But the sustainable lifestyle isn't just for newly built homes. Using green building techniques to update an old house also can lower risks of damage from fire, water and wind, among other covered perils. Many Boston residents have learned this in the aftermath of Superstorm Sandy, choosing to rebuild using sustainable materials and methods.
Following are a few features or parts of a home where green building techniques can help reduce risks, whether your house is in Charlestown or Dorchester and whether it was built in the 17th century or the 21st.
Modern electrical wiring
Fire is of the most devastating of all the bad things that can happen to a house. Payouts from blazes average $30,000. Don't think it can happen to you? There are 500,000 structure fires every year in the U.S., according to the National Fire Protection Association. Every 82 seconds, there is a residential fire. Many are caused by homes that fall short of current safety codes, including having outdated fuse boxes and ungrounded power outlets.
The electrical systems in green homes primarily are designed to save energy, regardless of whether they're the original system or a renovated one. That's why they earn Leadership in Energy and Environmental Design points for their homes. But they also minimize the risk of house fires, which could make owners eligible for lower home insurance premiums.
Heating and cooling systems
A heating system is a given in Boston, but you might think you can get away without a cooling system. Wrong. Many providers require them to cut the chance of mold. However, failures of air conditioning systems are responsible at least in part for about 2,500 home fires a year, the NFPA says. Heating system failures lead to frozen and burst pipes, which are responsible each year for about $5 billion in claims.
Modern heated and cooling systems use less energy and can greatly reduce threats caused by severe weather, making homes safer and again lowering the chance of claims.
Plumbing and pipes
Cold weather isn't the only potential problem for pipes and plumbing. Older fixtures and pipes are more prone to failure, which could lead to water damage. Green plumbing systems are designed to use less water, but they also are sturdier, which again means less likelihood of having a problem that would require a claim.

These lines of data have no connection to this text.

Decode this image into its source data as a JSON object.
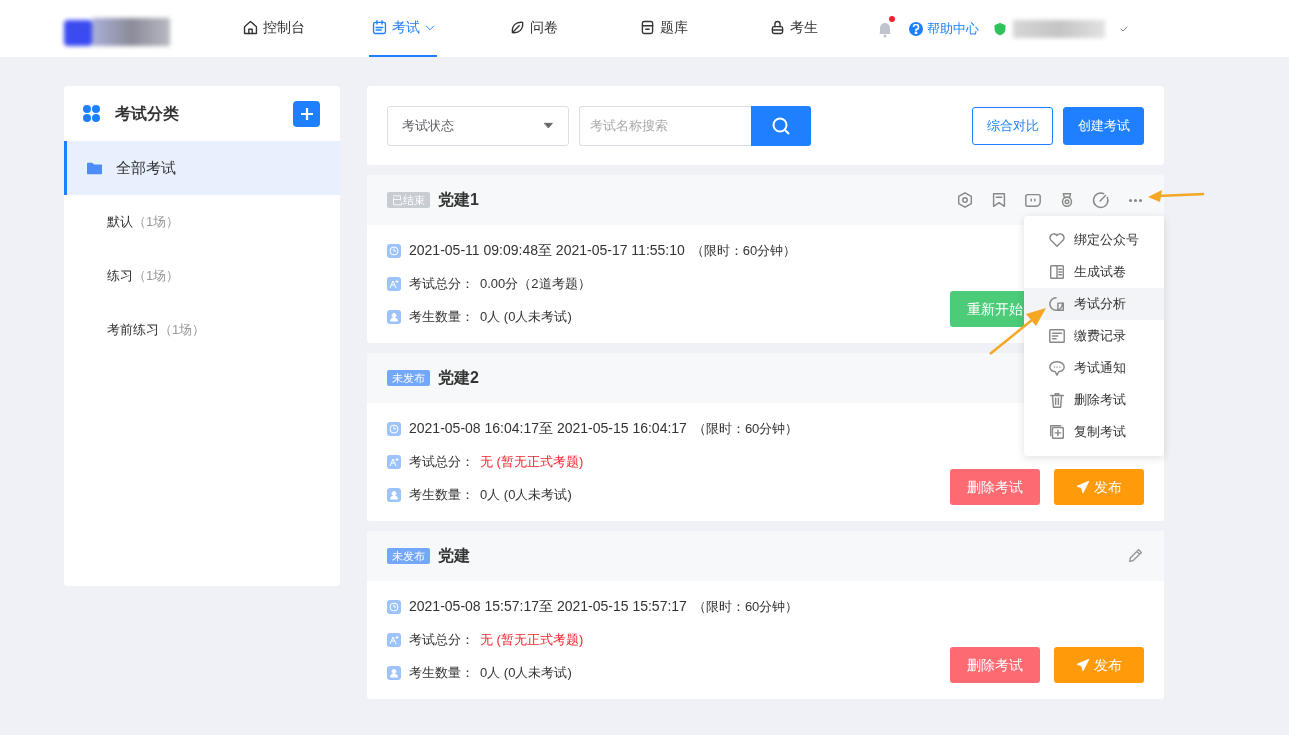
{
  "nav": {
    "items": [
      {
        "label": "控制台",
        "selected": false,
        "dropdown": false
      },
      {
        "label": "考试",
        "selected": true,
        "dropdown": true
      },
      {
        "label": "问卷",
        "selected": false,
        "dropdown": false
      },
      {
        "label": "题库",
        "selected": false,
        "dropdown": false
      },
      {
        "label": "考生",
        "selected": false,
        "dropdown": false
      }
    ],
    "notification_dot": true,
    "help": "帮助中心"
  },
  "sidebar": {
    "title": "考试分类",
    "items": [
      {
        "label": "全部考试",
        "kind": "all",
        "selected": true
      },
      {
        "label": "默认",
        "count": "（1场）",
        "kind": "category",
        "selected": false
      },
      {
        "label": "练习",
        "count": "（1场）",
        "kind": "category",
        "selected": false
      },
      {
        "label": "考前练习",
        "count": "（1场）",
        "kind": "category",
        "selected": false
      }
    ]
  },
  "toolbar": {
    "status_select": {
      "placeholder": "考试状态"
    },
    "search": {
      "placeholder": "考试名称搜索"
    },
    "buttons": [
      {
        "label": "综合对比",
        "kind": "outline"
      },
      {
        "label": "创建考试",
        "kind": "primary"
      }
    ]
  },
  "exams": [
    {
      "status": {
        "label": "已结束",
        "kind": "ended"
      },
      "title": "党建1",
      "tools": {
        "kind": "actions"
      },
      "time_range": "2021-05-11 09:09:48至 2021-05-17 11:55:10",
      "limit": "（限时：60分钟）",
      "score_label": "考试总分：",
      "score": "0.00分（2道考题）",
      "score_missing": false,
      "count_label": "考生数量：",
      "count": "0人 (0人未考试)",
      "buttons": [
        {
          "label": "重新开始",
          "kind": "restart"
        }
      ]
    },
    {
      "status": {
        "label": "未发布",
        "kind": "draft"
      },
      "title": "党建2",
      "time_range": "2021-05-08 16:04:17至 2021-05-15 16:04:17",
      "limit": "（限时：60分钟）",
      "score_label": "考试总分：",
      "score": "无 (暂无正式考题)",
      "score_missing": true,
      "count_label": "考生数量：",
      "count": "0人 (0人未考试)",
      "buttons": [
        {
          "label": "删除考试",
          "kind": "delete"
        },
        {
          "label": "发布",
          "kind": "publish"
        }
      ]
    },
    {
      "status": {
        "label": "未发布",
        "kind": "draft"
      },
      "title": "党建",
      "tools": {
        "kind": "edit"
      },
      "time_range": "2021-05-08 15:57:17至 2021-05-15 15:57:17",
      "limit": "（限时：60分钟）",
      "score_label": "考试总分：",
      "score": "无 (暂无正式考题)",
      "score_missing": true,
      "count_label": "考生数量：",
      "count": "0人 (0人未考试)",
      "buttons": [
        {
          "label": "删除考试",
          "kind": "delete"
        },
        {
          "label": "发布",
          "kind": "publish"
        }
      ]
    }
  ],
  "more_menu": {
    "items": [
      {
        "label": "绑定公众号",
        "selected": false
      },
      {
        "label": "生成试卷",
        "selected": false
      },
      {
        "label": "考试分析",
        "selected": true
      },
      {
        "label": "缴费记录",
        "selected": false
      },
      {
        "label": "考试通知",
        "selected": false
      },
      {
        "label": "删除考试",
        "selected": false
      },
      {
        "label": "复制考试",
        "selected": false
      }
    ]
  }
}
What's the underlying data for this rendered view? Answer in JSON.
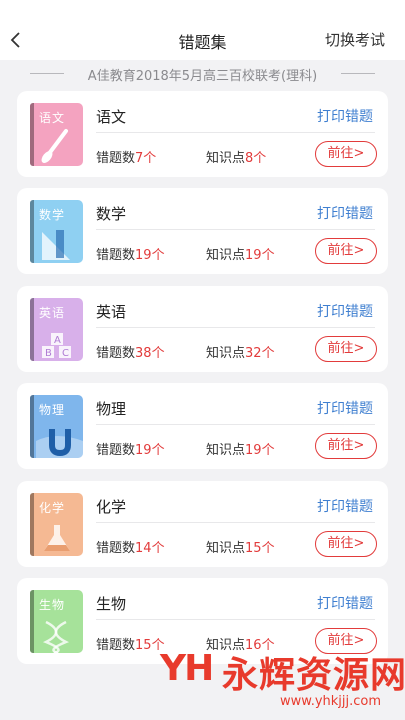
{
  "header": {
    "title": "错题集",
    "right_action": "切换考试"
  },
  "exam_name": "A佳教育2018年5月高三百校联考(理科)",
  "labels": {
    "print": "打印错题",
    "wrong_prefix": "错题数",
    "point_prefix": "知识点",
    "unit": "个",
    "go": "前往>"
  },
  "subjects": [
    {
      "name": "语文",
      "book_title": "语文",
      "icon": "paintbrush-icon",
      "color": "#f4a3c0",
      "wrong": "7",
      "points": "8"
    },
    {
      "name": "数学",
      "book_title": "数学",
      "icon": "ruler-triangle-icon",
      "color": "#8fd0f2",
      "wrong": "19",
      "points": "19"
    },
    {
      "name": "英语",
      "book_title": "英语",
      "icon": "abc-blocks-icon",
      "color": "#d8b0ea",
      "wrong": "38",
      "points": "32"
    },
    {
      "name": "物理",
      "book_title": "物理",
      "icon": "magnet-icon",
      "color": "#7fb6ec",
      "wrong": "19",
      "points": "19"
    },
    {
      "name": "化学",
      "book_title": "化学",
      "icon": "flask-icon",
      "color": "#f5b993",
      "wrong": "14",
      "points": "15"
    },
    {
      "name": "生物",
      "book_title": "生物",
      "icon": "dna-icon",
      "color": "#a6e29a",
      "wrong": "15",
      "points": "16"
    }
  ],
  "watermark": {
    "logo_text": "YH",
    "name": "永辉资源网",
    "url": "www.yhkjjj.com"
  }
}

Sustainable roofs use highly reflective steel and aluminum over at least 75% of their surface area. This helps make them energy efficient. But steel and aluminum also are some of the strongest, most fire-resistant materials around and can help roofs stand up to harsh weather such as wind and hail. Because a roof made from such materials is safer, it also can cost less to insure.
Planning for the future

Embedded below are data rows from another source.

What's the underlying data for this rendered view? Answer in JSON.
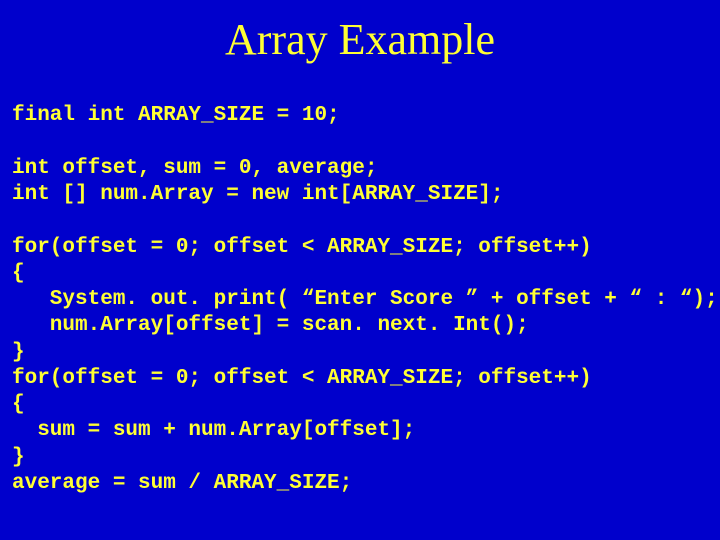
{
  "title": "Array Example",
  "code": {
    "l01": "final int ARRAY_SIZE = 10;",
    "l02": "",
    "l03": "int offset, sum = 0, average;",
    "l04": "int [] num.Array = new int[ARRAY_SIZE];",
    "l05": "",
    "l06": "for(offset = 0; offset < ARRAY_SIZE; offset++)",
    "l07": "{",
    "l08": "   System. out. print( “Enter Score ” + offset + “ : “);",
    "l09": "   num.Array[offset] = scan. next. Int();",
    "l10": "}",
    "l11": "for(offset = 0; offset < ARRAY_SIZE; offset++)",
    "l12": "{",
    "l13": "  sum = sum + num.Array[offset];",
    "l14": "}",
    "l15": "average = sum / ARRAY_SIZE;"
  }
}
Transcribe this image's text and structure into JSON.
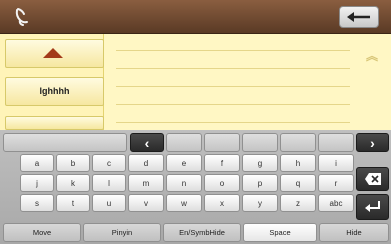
{
  "colors": {
    "topbar": "#5a3a25",
    "candidate_bg": "#fff4b8",
    "arrow_red": "#a33a1a",
    "keyboard_bg": "#b3b3b3",
    "dark_key": "#2e2e2e"
  },
  "topbar": {
    "left_icon": "recognition-hand-icon",
    "right_icon": "backspace-arrow-icon"
  },
  "candidates": {
    "up_icon": "up-triangle-icon",
    "word": "lghhhh",
    "scroll_icon": "double-chevron-up-icon"
  },
  "keyboard": {
    "row1_nav": {
      "left": "‹",
      "right": "›"
    },
    "row2": [
      "a",
      "b",
      "c",
      "d",
      "e",
      "f",
      "g",
      "h",
      "i"
    ],
    "row3": [
      "j",
      "k",
      "l",
      "m",
      "n",
      "o",
      "p",
      "q",
      "r"
    ],
    "row4": [
      "s",
      "t",
      "u",
      "v",
      "w",
      "x",
      "y",
      "z",
      "abc"
    ],
    "side_icons": [
      "close-icon",
      "enter-icon"
    ],
    "bottom": {
      "move": "Move",
      "pinyin": "Pinyin",
      "en_symb_hide": "En/SymbHide",
      "space": "Space",
      "hide": "Hide"
    }
  }
}
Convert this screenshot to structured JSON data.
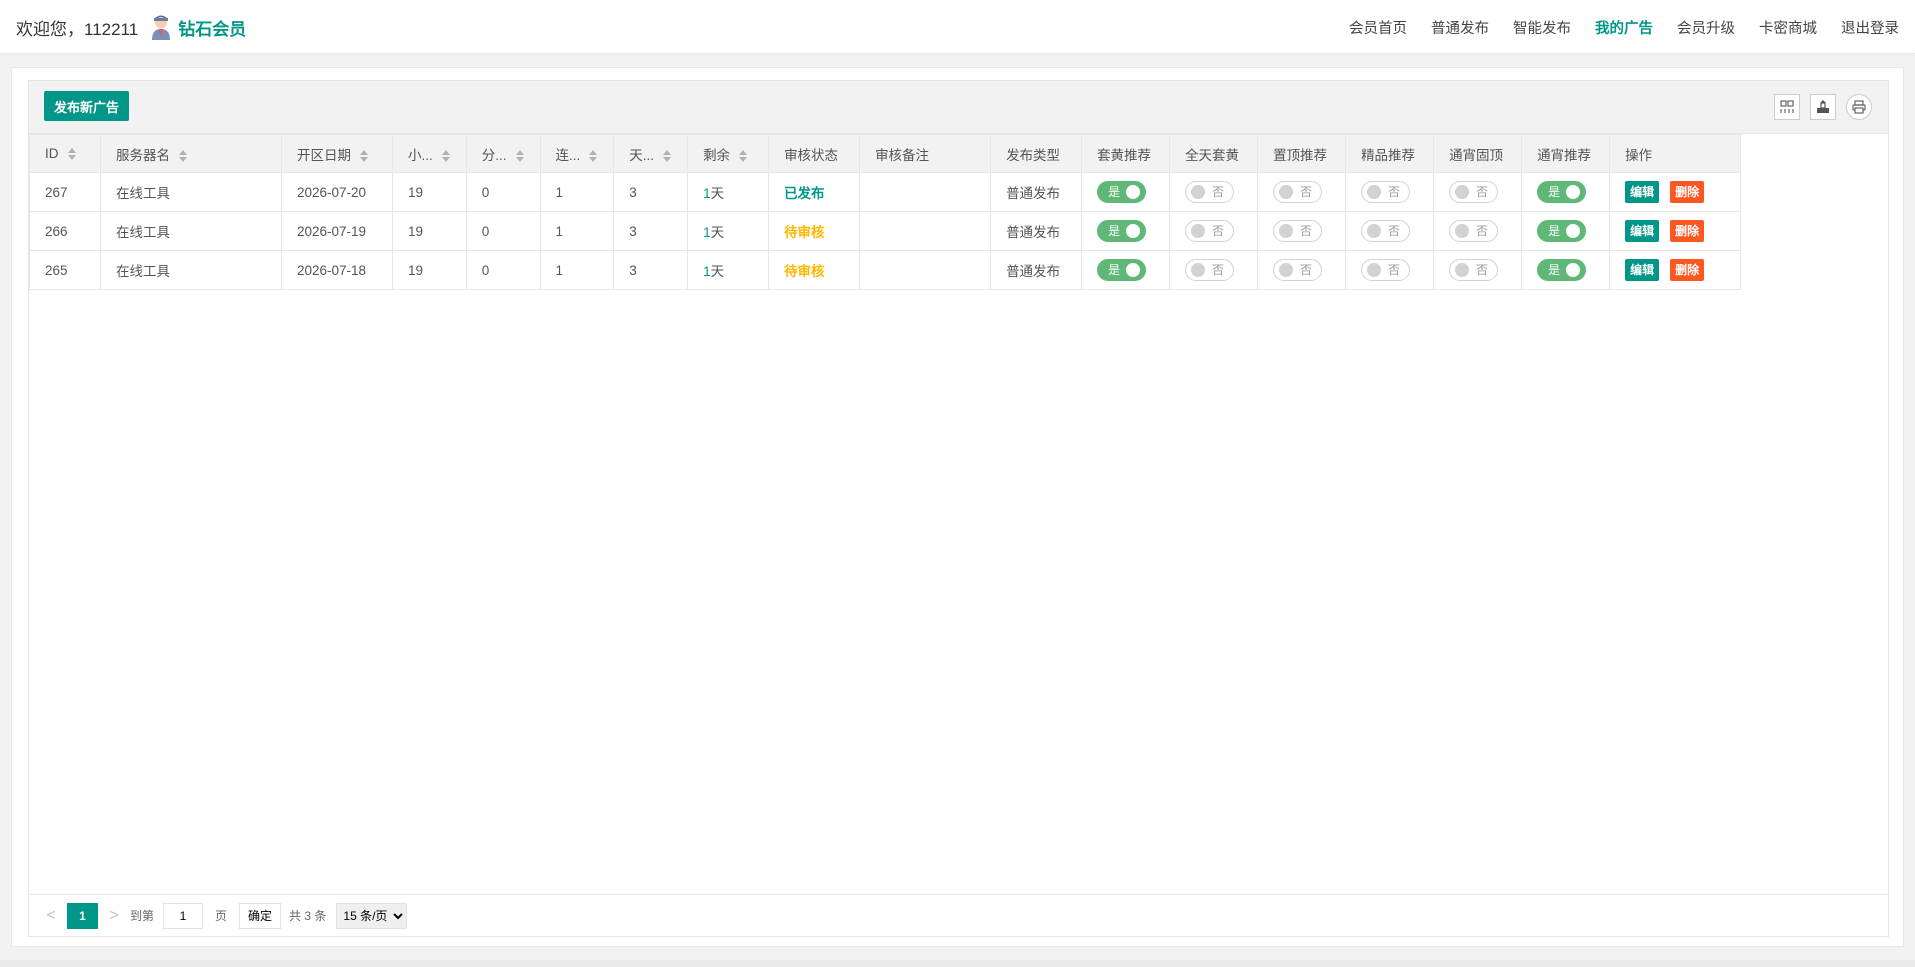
{
  "header": {
    "welcome": "欢迎您，112211",
    "level": "钻石会员",
    "nav": [
      {
        "label": "会员首页",
        "active": false
      },
      {
        "label": "普通发布",
        "active": false
      },
      {
        "label": "智能发布",
        "active": false
      },
      {
        "label": "我的广告",
        "active": true
      },
      {
        "label": "会员升级",
        "active": false
      },
      {
        "label": "卡密商城",
        "active": false
      },
      {
        "label": "退出登录",
        "active": false
      }
    ]
  },
  "toolbar": {
    "publish_label": "发布新广告",
    "icons": [
      "columns-filter-icon",
      "export-icon",
      "print-icon"
    ]
  },
  "table": {
    "columns": [
      "ID",
      "服务器名",
      "开区日期",
      "小...",
      "分...",
      "连...",
      "天...",
      "剩余",
      "审核状态",
      "审核备注",
      "发布类型",
      "套黄推荐",
      "全天套黄",
      "置顶推荐",
      "精品推荐",
      "通宵固顶",
      "通宵推荐",
      "操作"
    ],
    "rows": [
      {
        "id": "267",
        "name": "在线工具",
        "date": "2026-07-20",
        "c1": "19",
        "c2": "0",
        "c3": "1",
        "c4": "3",
        "remain_num": "1",
        "remain_unit": "天",
        "status": "已发布",
        "status_type": "published",
        "note": "",
        "type": "普通发布",
        "switches": [
          true,
          false,
          false,
          false,
          false,
          true
        ]
      },
      {
        "id": "266",
        "name": "在线工具",
        "date": "2026-07-19",
        "c1": "19",
        "c2": "0",
        "c3": "1",
        "c4": "3",
        "remain_num": "1",
        "remain_unit": "天",
        "status": "待审核",
        "status_type": "pending",
        "note": "",
        "type": "普通发布",
        "switches": [
          true,
          false,
          false,
          false,
          false,
          true
        ]
      },
      {
        "id": "265",
        "name": "在线工具",
        "date": "2026-07-18",
        "c1": "19",
        "c2": "0",
        "c3": "1",
        "c4": "3",
        "remain_num": "1",
        "remain_unit": "天",
        "status": "待审核",
        "status_type": "pending",
        "note": "",
        "type": "普通发布",
        "switches": [
          true,
          false,
          false,
          false,
          false,
          true
        ]
      }
    ],
    "switch_on_label": "是",
    "switch_off_label": "否",
    "edit_label": "编辑",
    "delete_label": "删除"
  },
  "pager": {
    "prev": "<",
    "current": "1",
    "next": ">",
    "goto_label": "到第",
    "page_input": "1",
    "page_unit": "页",
    "confirm_label": "确定",
    "total": "共 3 条",
    "page_size": "15 条/页"
  },
  "colors": {
    "accent": "#009688",
    "switch_on": "#5FB878",
    "danger": "#FF5722",
    "pending": "#FFB800"
  }
}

If you can’t afford to convert your current home into an eco-friendly paradise just yet, you can still plan ahead. Some insurance providers offer green coverage for homes that aren't certified by LEED or other green programs such as ENERGY STAR for New Homes or Enterprise Green communities. This protection will help pay to rebuild or replace your home with green materials and more energy-efficient products if your residence is ever damaged or destroyed by a covered peril.
This article was contributed by Shannon Casey, writer for HomeInsurance.com. With a background in comedy and playwriting, Shannon branched into blogging and marketing in 2011, writing for several national brands. She graduated from Hampshire College in Amherst, MA, in 2010 with a B.A. in Liberal Arts.